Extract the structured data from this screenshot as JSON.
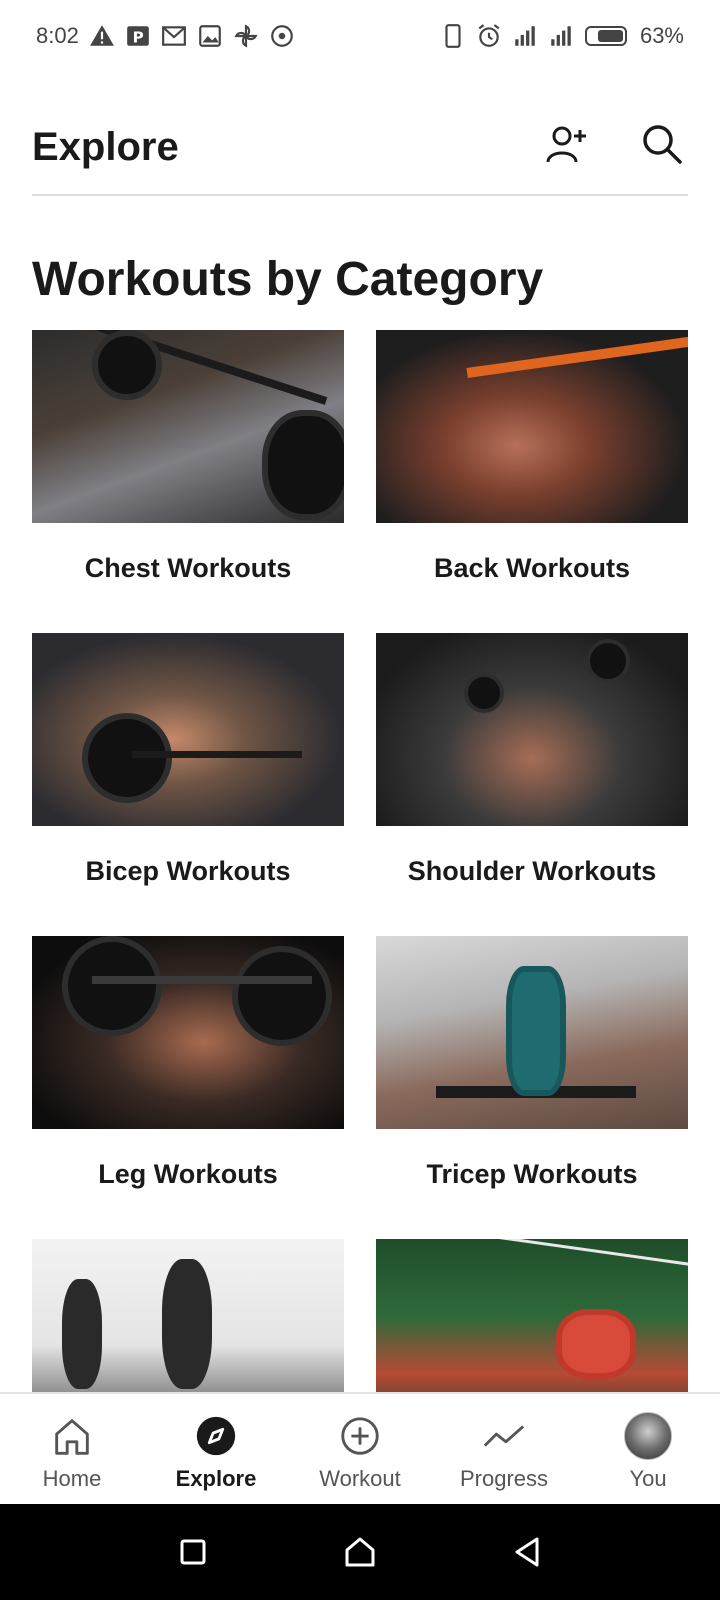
{
  "status_bar": {
    "time": "8:02",
    "battery_percent": "63%",
    "left_icons": [
      "warning-icon",
      "parking-icon",
      "gmail-icon",
      "image-icon",
      "pinwheel-icon",
      "target-icon"
    ],
    "right_icons": [
      "phone-icon",
      "alarm-icon",
      "signal-icon",
      "signal-icon",
      "battery-icon"
    ]
  },
  "header": {
    "title": "Explore",
    "actions": [
      "add-person-icon",
      "search-icon"
    ]
  },
  "section": {
    "title": "Workouts by Category"
  },
  "categories": [
    {
      "label": "Chest Workouts",
      "photo": "chest"
    },
    {
      "label": "Back Workouts",
      "photo": "back"
    },
    {
      "label": "Bicep Workouts",
      "photo": "bicep"
    },
    {
      "label": "Shoulder Workouts",
      "photo": "shoulder"
    },
    {
      "label": "Leg Workouts",
      "photo": "leg"
    },
    {
      "label": "Tricep Workouts",
      "photo": "tricep"
    },
    {
      "label": "",
      "photo": "lunge"
    },
    {
      "label": "",
      "photo": "abs"
    }
  ],
  "bottom_nav": {
    "items": [
      {
        "label": "Home",
        "icon": "home-icon",
        "active": false
      },
      {
        "label": "Explore",
        "icon": "compass-icon",
        "active": true
      },
      {
        "label": "Workout",
        "icon": "plus-circle-icon",
        "active": false
      },
      {
        "label": "Progress",
        "icon": "trend-icon",
        "active": false
      },
      {
        "label": "You",
        "icon": "avatar",
        "active": false
      }
    ]
  },
  "system_nav": {
    "buttons": [
      "recents-icon",
      "home-icon",
      "back-icon"
    ]
  }
}
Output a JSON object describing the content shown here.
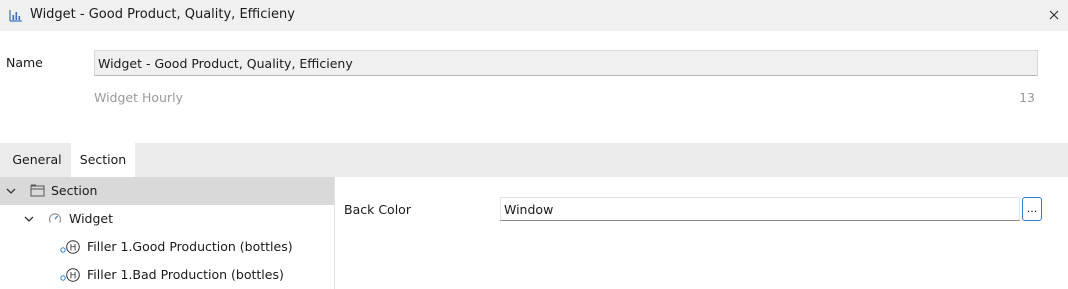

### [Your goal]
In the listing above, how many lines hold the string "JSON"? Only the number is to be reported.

### [Completed exercise]
2